Exercise aim » From the records below, please return each line that holds the word "Aktuelle".
---------- Data provided ----------
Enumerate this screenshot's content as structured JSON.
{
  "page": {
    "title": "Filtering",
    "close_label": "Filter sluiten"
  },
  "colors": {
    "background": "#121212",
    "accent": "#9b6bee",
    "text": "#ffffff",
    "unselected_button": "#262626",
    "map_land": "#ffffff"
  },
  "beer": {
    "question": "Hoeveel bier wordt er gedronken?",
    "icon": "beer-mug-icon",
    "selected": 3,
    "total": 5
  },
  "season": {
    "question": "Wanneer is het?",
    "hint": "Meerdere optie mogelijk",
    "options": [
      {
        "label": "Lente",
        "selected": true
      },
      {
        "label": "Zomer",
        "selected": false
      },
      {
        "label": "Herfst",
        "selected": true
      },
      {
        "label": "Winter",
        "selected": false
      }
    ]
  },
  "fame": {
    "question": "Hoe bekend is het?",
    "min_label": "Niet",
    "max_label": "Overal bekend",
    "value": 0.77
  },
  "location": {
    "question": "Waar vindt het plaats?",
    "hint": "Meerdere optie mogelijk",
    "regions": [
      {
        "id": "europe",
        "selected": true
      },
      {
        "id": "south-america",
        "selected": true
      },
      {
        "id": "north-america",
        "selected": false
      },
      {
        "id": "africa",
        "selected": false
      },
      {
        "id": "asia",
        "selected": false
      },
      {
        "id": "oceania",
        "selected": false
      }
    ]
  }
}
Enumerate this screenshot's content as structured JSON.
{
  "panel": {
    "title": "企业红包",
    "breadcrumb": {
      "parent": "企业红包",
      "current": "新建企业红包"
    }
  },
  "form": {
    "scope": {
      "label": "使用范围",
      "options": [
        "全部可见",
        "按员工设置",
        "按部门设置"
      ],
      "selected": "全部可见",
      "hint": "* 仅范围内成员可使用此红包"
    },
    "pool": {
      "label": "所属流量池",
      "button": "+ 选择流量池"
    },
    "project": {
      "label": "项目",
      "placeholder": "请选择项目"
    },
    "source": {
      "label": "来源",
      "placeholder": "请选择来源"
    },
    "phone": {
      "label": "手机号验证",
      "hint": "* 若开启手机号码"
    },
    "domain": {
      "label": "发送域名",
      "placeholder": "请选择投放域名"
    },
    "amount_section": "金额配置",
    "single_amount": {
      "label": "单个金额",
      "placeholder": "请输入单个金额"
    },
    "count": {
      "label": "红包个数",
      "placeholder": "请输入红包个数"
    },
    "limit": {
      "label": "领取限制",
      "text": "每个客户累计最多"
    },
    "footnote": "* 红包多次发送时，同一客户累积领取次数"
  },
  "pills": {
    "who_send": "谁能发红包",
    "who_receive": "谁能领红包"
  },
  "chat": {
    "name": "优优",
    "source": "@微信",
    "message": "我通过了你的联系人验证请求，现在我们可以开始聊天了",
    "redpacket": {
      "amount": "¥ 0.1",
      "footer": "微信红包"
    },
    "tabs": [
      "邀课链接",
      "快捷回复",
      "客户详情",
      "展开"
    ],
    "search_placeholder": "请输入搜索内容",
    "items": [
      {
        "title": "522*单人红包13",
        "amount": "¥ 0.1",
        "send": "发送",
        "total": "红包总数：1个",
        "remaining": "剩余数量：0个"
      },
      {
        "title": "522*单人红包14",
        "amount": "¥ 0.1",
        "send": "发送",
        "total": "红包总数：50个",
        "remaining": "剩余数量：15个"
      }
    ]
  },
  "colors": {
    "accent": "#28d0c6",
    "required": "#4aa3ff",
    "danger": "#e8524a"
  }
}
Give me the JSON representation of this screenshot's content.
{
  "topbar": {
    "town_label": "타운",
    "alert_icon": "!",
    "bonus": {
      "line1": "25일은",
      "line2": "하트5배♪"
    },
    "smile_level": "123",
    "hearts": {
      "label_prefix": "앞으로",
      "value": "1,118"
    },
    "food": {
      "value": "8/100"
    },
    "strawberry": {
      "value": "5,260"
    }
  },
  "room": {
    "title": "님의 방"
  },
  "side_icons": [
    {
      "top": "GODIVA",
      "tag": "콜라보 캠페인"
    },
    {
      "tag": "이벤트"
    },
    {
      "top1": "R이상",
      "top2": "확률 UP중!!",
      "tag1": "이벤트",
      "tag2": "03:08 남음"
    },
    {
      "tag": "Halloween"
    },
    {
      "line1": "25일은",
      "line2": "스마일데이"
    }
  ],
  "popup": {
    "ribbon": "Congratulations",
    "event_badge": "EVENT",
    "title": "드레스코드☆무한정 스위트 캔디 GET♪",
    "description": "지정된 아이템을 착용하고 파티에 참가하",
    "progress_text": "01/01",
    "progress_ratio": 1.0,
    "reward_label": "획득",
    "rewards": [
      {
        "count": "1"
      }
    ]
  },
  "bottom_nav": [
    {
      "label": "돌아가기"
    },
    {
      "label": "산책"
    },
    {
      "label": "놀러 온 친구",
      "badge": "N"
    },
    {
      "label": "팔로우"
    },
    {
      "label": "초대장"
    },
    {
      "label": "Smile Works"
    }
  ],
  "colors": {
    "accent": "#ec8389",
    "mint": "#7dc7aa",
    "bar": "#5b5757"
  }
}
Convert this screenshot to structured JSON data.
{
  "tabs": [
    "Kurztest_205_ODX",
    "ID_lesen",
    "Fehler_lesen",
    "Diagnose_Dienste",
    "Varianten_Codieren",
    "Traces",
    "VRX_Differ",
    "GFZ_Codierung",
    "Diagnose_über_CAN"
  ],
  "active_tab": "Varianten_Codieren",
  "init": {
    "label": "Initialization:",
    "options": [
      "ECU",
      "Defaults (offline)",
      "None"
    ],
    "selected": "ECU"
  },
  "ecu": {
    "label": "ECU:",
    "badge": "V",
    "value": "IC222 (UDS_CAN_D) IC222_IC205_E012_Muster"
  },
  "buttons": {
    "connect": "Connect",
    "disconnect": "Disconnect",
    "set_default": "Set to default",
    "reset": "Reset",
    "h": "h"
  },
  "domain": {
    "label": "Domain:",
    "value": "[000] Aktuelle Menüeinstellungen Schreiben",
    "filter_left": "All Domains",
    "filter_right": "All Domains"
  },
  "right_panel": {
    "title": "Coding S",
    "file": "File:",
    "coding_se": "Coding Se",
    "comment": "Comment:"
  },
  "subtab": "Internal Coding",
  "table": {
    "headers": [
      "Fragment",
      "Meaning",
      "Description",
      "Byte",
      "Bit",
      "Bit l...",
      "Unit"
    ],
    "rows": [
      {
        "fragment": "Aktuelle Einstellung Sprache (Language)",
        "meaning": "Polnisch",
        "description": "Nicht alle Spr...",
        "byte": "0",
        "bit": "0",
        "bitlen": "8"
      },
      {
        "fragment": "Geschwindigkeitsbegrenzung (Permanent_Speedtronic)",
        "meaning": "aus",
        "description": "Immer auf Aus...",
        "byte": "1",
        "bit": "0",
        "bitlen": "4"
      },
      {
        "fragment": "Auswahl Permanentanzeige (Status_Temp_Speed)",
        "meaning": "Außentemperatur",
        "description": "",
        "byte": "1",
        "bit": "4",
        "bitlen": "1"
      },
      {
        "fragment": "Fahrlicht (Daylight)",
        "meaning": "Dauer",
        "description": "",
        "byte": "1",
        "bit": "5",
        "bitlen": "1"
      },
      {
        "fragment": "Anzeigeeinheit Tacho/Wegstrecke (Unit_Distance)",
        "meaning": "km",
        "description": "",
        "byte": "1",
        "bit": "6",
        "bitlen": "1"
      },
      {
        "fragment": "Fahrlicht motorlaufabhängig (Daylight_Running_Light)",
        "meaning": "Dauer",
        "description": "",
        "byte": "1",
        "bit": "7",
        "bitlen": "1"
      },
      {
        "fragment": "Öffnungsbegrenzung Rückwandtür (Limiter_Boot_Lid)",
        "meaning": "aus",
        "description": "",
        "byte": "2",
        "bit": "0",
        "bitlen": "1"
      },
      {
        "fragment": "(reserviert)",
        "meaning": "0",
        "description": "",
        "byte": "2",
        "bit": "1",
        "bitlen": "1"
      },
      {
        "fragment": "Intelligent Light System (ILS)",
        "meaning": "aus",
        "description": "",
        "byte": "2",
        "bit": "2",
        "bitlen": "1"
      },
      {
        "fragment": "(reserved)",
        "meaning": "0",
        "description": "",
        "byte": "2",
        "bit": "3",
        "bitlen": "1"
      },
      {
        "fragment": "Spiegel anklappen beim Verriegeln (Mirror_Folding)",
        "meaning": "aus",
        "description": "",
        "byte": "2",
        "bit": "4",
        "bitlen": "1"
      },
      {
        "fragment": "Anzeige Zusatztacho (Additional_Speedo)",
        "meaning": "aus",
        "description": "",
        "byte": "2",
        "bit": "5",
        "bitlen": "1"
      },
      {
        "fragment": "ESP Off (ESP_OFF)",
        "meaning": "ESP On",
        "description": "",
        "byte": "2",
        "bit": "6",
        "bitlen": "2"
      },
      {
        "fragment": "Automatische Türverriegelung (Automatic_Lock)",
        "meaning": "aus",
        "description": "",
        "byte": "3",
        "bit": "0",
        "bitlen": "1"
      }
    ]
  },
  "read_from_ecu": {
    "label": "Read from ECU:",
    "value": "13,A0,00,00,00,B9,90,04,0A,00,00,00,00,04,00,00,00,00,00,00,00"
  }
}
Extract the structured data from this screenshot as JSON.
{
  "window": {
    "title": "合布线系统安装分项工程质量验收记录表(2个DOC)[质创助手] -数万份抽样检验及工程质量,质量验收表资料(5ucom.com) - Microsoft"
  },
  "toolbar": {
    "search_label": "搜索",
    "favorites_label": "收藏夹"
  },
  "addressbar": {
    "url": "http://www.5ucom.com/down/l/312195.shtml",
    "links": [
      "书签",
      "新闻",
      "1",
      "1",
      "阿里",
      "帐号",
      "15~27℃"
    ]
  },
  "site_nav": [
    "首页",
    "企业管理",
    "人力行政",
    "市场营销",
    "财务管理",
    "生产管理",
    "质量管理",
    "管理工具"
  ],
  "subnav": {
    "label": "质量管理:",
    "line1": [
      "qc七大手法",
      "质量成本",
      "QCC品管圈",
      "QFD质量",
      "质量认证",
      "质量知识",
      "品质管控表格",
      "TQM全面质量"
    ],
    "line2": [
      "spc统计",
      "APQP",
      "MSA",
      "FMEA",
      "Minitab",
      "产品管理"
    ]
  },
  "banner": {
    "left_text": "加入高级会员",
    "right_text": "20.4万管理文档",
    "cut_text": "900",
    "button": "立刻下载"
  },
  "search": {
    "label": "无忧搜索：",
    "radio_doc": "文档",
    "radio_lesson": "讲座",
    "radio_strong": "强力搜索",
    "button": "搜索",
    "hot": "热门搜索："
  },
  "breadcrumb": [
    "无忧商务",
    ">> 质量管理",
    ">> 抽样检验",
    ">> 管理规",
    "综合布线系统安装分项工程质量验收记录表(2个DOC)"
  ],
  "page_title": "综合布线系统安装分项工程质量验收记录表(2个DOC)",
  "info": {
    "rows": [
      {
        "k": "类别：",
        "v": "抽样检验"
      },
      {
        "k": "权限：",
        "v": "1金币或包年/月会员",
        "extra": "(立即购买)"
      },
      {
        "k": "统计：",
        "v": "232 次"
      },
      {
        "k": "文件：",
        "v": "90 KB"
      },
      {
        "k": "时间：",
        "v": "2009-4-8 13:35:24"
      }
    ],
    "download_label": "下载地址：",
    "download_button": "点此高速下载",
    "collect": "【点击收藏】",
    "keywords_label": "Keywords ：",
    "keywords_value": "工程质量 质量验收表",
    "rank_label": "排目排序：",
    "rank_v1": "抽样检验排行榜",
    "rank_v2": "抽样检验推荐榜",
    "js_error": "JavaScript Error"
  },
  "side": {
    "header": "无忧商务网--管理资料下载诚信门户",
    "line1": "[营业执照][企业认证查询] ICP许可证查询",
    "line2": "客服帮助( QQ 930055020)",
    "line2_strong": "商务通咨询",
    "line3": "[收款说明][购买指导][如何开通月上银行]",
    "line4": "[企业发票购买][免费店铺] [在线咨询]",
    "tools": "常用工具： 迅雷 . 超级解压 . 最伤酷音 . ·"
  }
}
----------
Final answer »
    "value": "[000] Aktuelle Menüeinstellungen Schreiben",
        "fragment": "Aktuelle Einstellung Sprache (Language)",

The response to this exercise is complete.